I propose, therefore, to increase by some 20 per cent. the scale figures that are used for measuring the benefit of a company car for tax purposes. This change will be effective from April 1981. At the same time, there will be one modest relief. The qualifying annual mileage for business use, above which a reduced rate of tax is charged, should be reduced from 25,000 to 18,000 miles a year. In the light of our widespread consultations last year, I believe that these changes will generally be recognised as fair.
I have also been considering whether I ought to take action to charge tax on the value of petrol provided by employers for private use by their employees. This would present severe administrative problems, both for employers and for the Inland Revenue. Even so, I shall feel bound to contemplate action next year, if the provision of free petrol continues to spread at anything like its present rate.
As the burden of income tax is reduced, I would hope to see a decline in the provision of benefits in kind. It is consistent with that view for me to impose a reasonable charge to income tax on benefits which remain.
In that spirit, I approach one area this year that has so far escaped the eye of my predecessors. I refer to the provision for employees of items such as suits of clothing and television sets. I propose to double, from 10 per cent. to 20 per cent., the proportion of the value of such objects taken as a measure of the annual taxable benefit. And I shall impose an effective charge where the items concerned are subsequently acquired by the employee for less than true value. I am also taking steps to increase from 9 per cent. to 15 per cent. the rate of interest used to measure the value of beneficial loans to employees, and to raise to £200 the limit below which the benefit of such loans is not charged to tax.

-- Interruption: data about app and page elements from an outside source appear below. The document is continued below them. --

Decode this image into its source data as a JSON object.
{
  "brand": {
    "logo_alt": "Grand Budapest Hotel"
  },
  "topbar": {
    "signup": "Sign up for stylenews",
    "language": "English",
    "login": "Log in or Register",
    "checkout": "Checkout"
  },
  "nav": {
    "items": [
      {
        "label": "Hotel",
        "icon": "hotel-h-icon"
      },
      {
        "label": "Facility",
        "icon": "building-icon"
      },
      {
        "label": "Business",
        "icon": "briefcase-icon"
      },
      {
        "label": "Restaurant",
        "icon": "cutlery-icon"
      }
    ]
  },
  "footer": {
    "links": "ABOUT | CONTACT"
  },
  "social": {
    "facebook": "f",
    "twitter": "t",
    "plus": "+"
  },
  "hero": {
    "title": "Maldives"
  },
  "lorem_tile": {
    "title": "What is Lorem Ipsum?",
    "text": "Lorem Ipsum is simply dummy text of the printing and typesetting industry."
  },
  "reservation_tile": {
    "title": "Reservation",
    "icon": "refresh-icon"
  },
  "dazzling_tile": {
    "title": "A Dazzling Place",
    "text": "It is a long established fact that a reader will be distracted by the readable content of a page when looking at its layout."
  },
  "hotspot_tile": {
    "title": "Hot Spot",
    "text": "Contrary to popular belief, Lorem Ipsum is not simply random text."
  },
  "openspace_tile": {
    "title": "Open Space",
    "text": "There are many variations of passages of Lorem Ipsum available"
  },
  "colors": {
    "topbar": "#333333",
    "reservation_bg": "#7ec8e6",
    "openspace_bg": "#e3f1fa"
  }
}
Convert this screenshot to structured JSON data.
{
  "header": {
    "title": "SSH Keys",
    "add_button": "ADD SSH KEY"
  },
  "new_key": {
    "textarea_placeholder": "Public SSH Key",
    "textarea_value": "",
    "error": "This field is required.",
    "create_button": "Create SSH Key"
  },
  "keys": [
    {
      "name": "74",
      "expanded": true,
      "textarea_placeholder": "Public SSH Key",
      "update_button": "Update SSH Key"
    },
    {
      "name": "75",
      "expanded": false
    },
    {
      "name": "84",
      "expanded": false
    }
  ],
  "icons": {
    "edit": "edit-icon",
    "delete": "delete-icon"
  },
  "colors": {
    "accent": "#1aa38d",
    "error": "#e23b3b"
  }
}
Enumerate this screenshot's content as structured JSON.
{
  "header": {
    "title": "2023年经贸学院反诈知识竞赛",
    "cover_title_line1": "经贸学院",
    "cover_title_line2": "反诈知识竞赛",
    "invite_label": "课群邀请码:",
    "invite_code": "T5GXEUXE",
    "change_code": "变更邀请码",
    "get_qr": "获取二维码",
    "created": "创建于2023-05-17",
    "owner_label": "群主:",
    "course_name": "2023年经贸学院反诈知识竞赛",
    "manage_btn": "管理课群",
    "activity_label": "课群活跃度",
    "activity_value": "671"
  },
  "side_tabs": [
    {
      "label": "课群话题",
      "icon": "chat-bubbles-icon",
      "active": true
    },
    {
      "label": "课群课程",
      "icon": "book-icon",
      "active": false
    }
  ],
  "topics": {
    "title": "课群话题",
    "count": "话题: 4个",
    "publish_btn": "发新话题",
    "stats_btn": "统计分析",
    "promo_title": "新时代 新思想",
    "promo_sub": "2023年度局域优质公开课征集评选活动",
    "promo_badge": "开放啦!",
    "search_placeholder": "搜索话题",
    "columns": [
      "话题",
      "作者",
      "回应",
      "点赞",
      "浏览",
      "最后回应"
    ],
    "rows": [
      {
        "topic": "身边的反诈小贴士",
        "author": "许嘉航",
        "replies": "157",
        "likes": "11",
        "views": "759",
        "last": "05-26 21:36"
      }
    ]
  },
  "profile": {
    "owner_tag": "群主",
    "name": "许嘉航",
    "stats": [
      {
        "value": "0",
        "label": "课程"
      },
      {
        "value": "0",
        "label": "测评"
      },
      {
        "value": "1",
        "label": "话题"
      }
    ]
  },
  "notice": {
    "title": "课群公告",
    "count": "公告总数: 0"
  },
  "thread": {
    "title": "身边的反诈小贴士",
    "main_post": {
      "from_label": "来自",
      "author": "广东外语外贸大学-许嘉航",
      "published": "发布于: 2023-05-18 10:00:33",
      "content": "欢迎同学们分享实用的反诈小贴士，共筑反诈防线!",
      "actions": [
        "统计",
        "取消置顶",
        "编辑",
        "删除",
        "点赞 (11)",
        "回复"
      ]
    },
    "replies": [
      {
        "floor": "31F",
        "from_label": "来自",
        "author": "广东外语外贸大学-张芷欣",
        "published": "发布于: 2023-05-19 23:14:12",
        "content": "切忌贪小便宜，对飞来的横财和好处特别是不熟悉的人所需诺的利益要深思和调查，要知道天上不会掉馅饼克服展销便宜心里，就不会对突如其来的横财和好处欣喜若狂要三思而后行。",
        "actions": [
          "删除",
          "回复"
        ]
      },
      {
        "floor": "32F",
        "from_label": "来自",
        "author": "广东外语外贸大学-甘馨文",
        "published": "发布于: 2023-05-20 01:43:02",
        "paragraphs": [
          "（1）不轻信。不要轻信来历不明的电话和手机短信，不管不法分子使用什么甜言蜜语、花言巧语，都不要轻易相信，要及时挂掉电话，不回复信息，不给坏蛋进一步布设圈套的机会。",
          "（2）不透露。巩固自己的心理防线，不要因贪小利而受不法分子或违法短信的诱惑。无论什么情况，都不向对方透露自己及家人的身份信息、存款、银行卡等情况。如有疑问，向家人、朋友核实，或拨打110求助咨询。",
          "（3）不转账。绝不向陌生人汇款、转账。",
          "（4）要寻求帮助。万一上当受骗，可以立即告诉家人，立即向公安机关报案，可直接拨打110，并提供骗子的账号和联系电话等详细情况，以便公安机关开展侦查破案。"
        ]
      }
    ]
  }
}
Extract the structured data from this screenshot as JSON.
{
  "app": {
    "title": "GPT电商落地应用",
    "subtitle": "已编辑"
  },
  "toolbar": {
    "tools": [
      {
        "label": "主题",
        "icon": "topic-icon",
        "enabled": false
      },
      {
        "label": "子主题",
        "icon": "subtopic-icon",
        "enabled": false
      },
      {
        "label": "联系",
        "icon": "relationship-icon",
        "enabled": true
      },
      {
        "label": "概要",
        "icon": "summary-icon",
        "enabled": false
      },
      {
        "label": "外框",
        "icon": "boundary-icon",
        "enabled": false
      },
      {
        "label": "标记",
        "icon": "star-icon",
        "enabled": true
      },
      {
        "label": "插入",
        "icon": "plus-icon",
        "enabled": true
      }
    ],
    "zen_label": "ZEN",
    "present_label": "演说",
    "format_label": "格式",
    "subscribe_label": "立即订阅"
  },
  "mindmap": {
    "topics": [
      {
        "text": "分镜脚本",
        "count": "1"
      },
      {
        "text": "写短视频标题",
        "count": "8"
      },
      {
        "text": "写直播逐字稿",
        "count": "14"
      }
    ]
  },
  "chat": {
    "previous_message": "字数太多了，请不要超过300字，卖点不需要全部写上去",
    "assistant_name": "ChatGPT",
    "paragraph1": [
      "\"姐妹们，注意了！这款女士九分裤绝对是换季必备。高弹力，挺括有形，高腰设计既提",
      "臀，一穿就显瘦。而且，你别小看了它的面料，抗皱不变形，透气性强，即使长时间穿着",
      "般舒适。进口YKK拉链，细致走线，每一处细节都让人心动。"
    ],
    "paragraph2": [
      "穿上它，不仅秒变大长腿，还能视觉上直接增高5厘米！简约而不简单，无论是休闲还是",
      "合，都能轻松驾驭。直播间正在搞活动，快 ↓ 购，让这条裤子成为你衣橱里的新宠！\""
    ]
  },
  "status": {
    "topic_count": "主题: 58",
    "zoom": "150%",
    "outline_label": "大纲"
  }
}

Fringe benefits are charged to tax only if the employee earns more than a certain amount, now £8,500. The case for abolishing that threshold has been pressed upon us. I have asked the Inland Revenue to consult employers and others about the administrative problems that might be involved in such a change.